Dear Helaine and Joe:
This statue was included in the purchase of a home we bought 15 years ago. It stands 30 inches tall, including the base. It weighs 36 pounds, and I have included pictures of the signature along with a number of other views. I have no idea if it is real or a replica. It looks to be made of terra cotta. Can you estimate a value?
Just so we are all on the same page, the signature on the base reads “A. Carrier,” plus something else that is rather hard to read. We believe this to be the signature of French artist Albert-Ernest Carrier-Belleuse, who was born in June 1824 and died in June 1887 about a week before his 63rd birthday.
Carrier-Belleuse began his working life as an apprentice to a goldsmith, but continued it under the famous artist David d’Angers (born Pierre-Jean David) at the Ecole des Beaux-Arts in Paris. Carrier-Belleuse was a prodigious sculptor and ceramist — he worked for Mintons in England and was artistic director of the Manufacture Nationale de Sevres outside of Paris — and created many artworks in both terra cotta and bronze. (Sometimes the bronze pieces are accented with ivory faces.)
Carrier-Belleuse was such a distinguished artist that Auguste Rodin worked as his assistant between 1864 and 1870. P. T. may be wondering why we are going on about an artist named Albert-Ernest Carrier-Belleuse when his piece is only marked “A. Carrier.”
Luckily the answer is fairly simple.
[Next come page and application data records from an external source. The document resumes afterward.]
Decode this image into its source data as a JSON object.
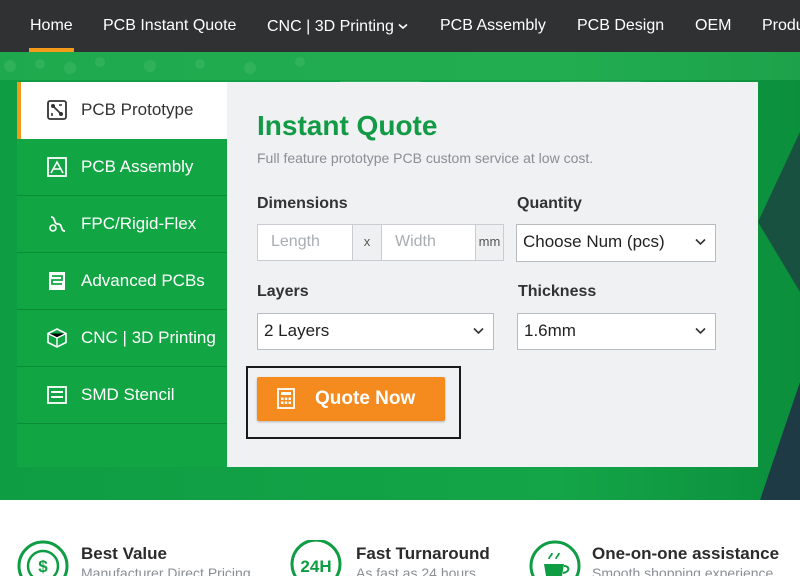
{
  "nav": {
    "items": [
      {
        "label": "Home",
        "active": true
      },
      {
        "label": "PCB Instant Quote"
      },
      {
        "label": "CNC | 3D Printing",
        "caret": "⌄"
      },
      {
        "label": "PCB Assembly"
      },
      {
        "label": "PCB Design"
      },
      {
        "label": "OEM"
      },
      {
        "label": "Produ"
      }
    ]
  },
  "tabs": [
    {
      "label": "PCB Prototype",
      "icon": "pcb-icon"
    },
    {
      "label": "PCB Assembly",
      "icon": "assembly-icon"
    },
    {
      "label": "FPC/Rigid-Flex",
      "icon": "flex-icon"
    },
    {
      "label": "Advanced PCBs",
      "icon": "advanced-pcb-icon"
    },
    {
      "label": "CNC | 3D Printing",
      "icon": "cube-3d-icon"
    },
    {
      "label": "SMD Stencil",
      "icon": "stencil-icon"
    }
  ],
  "quote": {
    "title": "Instant Quote",
    "subtitle": "Full feature prototype PCB custom service at low cost.",
    "dimensions_label": "Dimensions",
    "length_placeholder": "Length",
    "times": "x",
    "width_placeholder": "Width",
    "unit": "mm",
    "quantity_label": "Quantity",
    "quantity_value": "Choose Num (pcs)",
    "layers_label": "Layers",
    "layers_value": "2 Layers",
    "thickness_label": "Thickness",
    "thickness_value": "1.6mm",
    "button_label": "Quote Now"
  },
  "features": [
    {
      "title": "Best Value",
      "subtitle": "Manufacturer Direct Pricing",
      "icon": "dollar-icon"
    },
    {
      "title": "Fast Turnaround",
      "subtitle": "As fast as 24 hours",
      "badge": "24H",
      "icon": "clock-24h-icon"
    },
    {
      "title": "One-on-one assistance",
      "subtitle": "Smooth shopping experience",
      "icon": "coffee-cup-icon"
    }
  ],
  "colors": {
    "nav_bg": "#2f3132",
    "accent": "#f39a1a",
    "brand_green": "#129a45",
    "button": "#f58a1f"
  }
}
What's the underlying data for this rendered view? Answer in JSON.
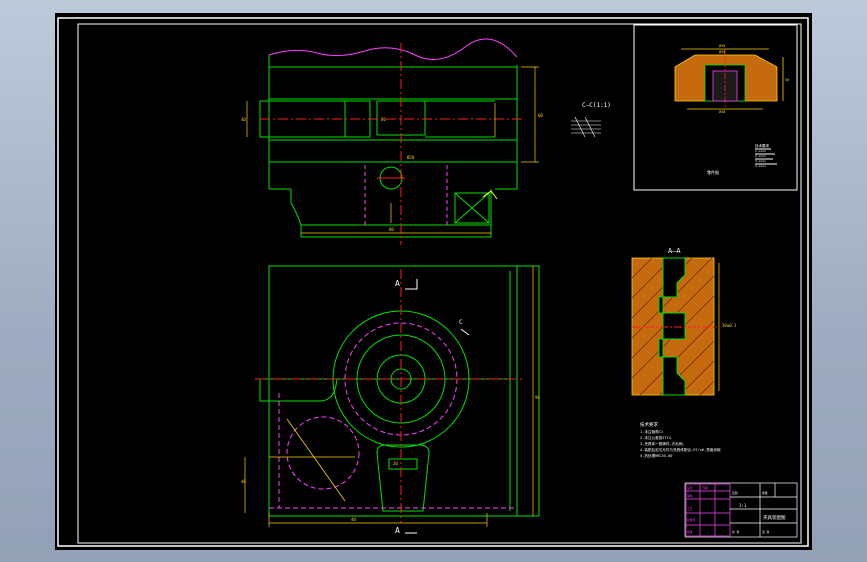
{
  "section_labels": {
    "c_c": "C—C(1:1)",
    "a_a": "A—A",
    "a_top": "A",
    "a_bottom": "A",
    "c_arrow": "C"
  },
  "dimensions": {
    "hole_dia": "Ø20",
    "top_width": "80",
    "side_height": "60",
    "bottom_width": "20",
    "left_dim": "40",
    "aa_height": "30±0.1",
    "front_dim_1": "40",
    "front_dim_2": "90",
    "front_dim_3": "20",
    "front_dim_4": "40",
    "inset_top_1": "Ø36",
    "inset_top_2": "Ø28",
    "inset_side": "50",
    "inset_bottom": "Ø48"
  },
  "inset_caption": "零件图",
  "tech_requirements": {
    "title": "技术要求",
    "lines": [
      "1.未注倒角C1",
      "2.未注公差按IT14",
      "3.夹具体一般铸件,去毛刺。",
      "4.装配后定位元件与夹具体配合,H7/n6,表面渗碳",
      "5.热处理HRC55-60"
    ]
  },
  "inset_notes": [
    "技术要求",
    "1.xxxx",
    "2.xxxx",
    "3.xxxx",
    "4.xxxx"
  ],
  "title_block": {
    "scale": "1:1",
    "drawing_name": "夹具装配图",
    "cells": [
      "设计",
      "审核",
      "工艺",
      "标准化",
      "批准",
      "日期",
      "比例",
      "重量",
      "共 张",
      "第 张"
    ]
  }
}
Before 1868, the work of Albert-Ernest Carrier-Belleuse (not to be confused with his son Pierre, who was a famous painter) was only marked “Carrier” or “A. Carrier,” but after 1868 the artist used his full last name, “Carrier-Belleuse.”
Therefore, the piece was first made by Carrier-Belleuse sometime before 1868.
But is the piece in today’s question an original?
We think the answer is yes, but with qualifications. We are encouraged by the size of the piece and at 30 inches (including the base) it is approximately correct for most original Carrier-Belleuse terra cotta pieces, which are often approximately 25 inches tall (with a base adding another 4 inches or so).
Terra cotta is Italian for “baked earth” and is a type of earthenware (as opposed to porcelain) used to make sculptural figures as well as more utilitarian products such as flower pots, bricks and water pipes. Terra cotta has been made for more than 4,000 years and is said to be the only type of ceramic produced by Westerners and pre-Columbians until the 14th century.
Carrier-Belleuse is known for his neoclassical figures, and his most famous terra cotta piece is probably “The Abduction of Hippodamia,” which in Greek mythology occurred on her wedding day by centaurs. The woman in the statue may be a representation of the Greek goddess Aphrodite. She is clothed and has her foot on the back of a turtle reminiscent of “Aphrodite Ourania” in the Louvre.
The piece needs an in-person examination to make sure it is an original. And if it is, it should sell for $2,500 to $3,500 plus at auction (if it is in perfect condition).